RICHMOND — A Richmond police officer who was critically injured in a shooting last week is showing "glimmers of hope" for recovery, the city's top police official said.
Richmond Police Chief Michael Britt gave the update on four-year Richmond police veteran Seara Burton during the city's common council meeting Monday, just after council members held a prayer for her.
The meeting came five days after she was shot during an attempted traffic stop.
Britt said Burton has been responsive to pain stimulus and her pupils have reacted to light — all of which, he said, are good signs.
"But it's ... make no mistake, it's a grievous head wound, and she has a long road back," Britt told the council.
Burton, 28, was taken to a hospital in Dayton, Ohio after she was shot Aug. 10. Britt previously said she was "fighting for her life."
On Wednesday, police provided another update saying Burton remains in critical condition and continues to fight.
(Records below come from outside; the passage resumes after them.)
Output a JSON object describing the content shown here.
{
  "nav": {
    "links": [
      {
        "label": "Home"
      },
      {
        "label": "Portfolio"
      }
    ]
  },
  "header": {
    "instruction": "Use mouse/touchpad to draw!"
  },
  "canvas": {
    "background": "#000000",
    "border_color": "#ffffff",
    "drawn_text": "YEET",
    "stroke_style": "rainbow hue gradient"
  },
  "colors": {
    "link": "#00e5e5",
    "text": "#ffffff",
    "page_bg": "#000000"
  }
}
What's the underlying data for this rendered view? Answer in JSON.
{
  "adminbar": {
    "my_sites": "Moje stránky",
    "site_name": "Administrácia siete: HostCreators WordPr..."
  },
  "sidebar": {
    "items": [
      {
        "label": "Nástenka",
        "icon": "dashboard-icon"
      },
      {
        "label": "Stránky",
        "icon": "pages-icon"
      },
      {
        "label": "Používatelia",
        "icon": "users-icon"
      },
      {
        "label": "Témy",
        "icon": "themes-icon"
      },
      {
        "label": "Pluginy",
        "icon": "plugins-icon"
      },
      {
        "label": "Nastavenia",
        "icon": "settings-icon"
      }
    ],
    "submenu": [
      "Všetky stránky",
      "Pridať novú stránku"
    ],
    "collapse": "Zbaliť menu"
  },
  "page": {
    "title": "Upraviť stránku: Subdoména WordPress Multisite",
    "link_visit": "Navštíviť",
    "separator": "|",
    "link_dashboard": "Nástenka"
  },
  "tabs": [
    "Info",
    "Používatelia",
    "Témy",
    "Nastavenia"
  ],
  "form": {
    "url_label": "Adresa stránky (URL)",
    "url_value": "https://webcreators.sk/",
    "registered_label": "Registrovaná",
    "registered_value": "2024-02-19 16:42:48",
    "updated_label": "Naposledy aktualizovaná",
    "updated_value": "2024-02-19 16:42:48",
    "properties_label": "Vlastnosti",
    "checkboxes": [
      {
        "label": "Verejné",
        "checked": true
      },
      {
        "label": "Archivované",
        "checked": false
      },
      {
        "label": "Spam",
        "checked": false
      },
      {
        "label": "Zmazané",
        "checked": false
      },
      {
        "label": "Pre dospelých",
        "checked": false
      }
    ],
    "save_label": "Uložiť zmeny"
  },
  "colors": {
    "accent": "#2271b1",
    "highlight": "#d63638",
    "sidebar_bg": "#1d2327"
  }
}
"There have been some bright spots since Wednesday but her condition is still very serious," a media release Wednesday said. "We as a Department, and a Community continue to hope and pray for her recovery."
Her K-9 partner, Brev, was with her at the time of the shooting but was uninjured. Brev is being cared for by a former Richmond Police investigator and former K-9 handler.
Britt described Burton as a "stellar" officer with deep connections to the department. She had only recently become a K-9 handler.
"As we wait through this, I've found that everybody's prayers has been the most effective tool yet. We know that she's still here by God's choice. This has affected a lot of people," Britt said.
Britt went on to thank the council and the community at large for their support.
"The police department itself is still functioning. I want you to be aware of that — and most importantly, I want the citizens of Richmond to know that the police department is still intact and in effect — and we are here to serve the needs of this community, and that will never change," Britt said to the council.
Britt closed by thanking Indiana State Police and the Wayne County Sheriff's Office for helping Richmond police respond to calls in the shooting's aftermath.
Other officers who were present the night of the shooting have experienced emotional turmoil, Britt said. A probable cause affidavit alleges one of the responding officers narrowly avoided being shot in the head, as Burton was.
The police department has arranged for critical incident stress debriefing sessions, which are mandatory for all officers. Britt called the participation "impressive" and said a Thursday session will involve not only the officers but their spouses.
An officer from the Indianapolis Metropolitan Police Department has helped to conduct the sessions, Britt said.
The Department said Wednesday it continues to ask for prayers for Burton, her family, the department and the community.
WRTV Real-Time Editor Michelle Kaufman contributed to this report.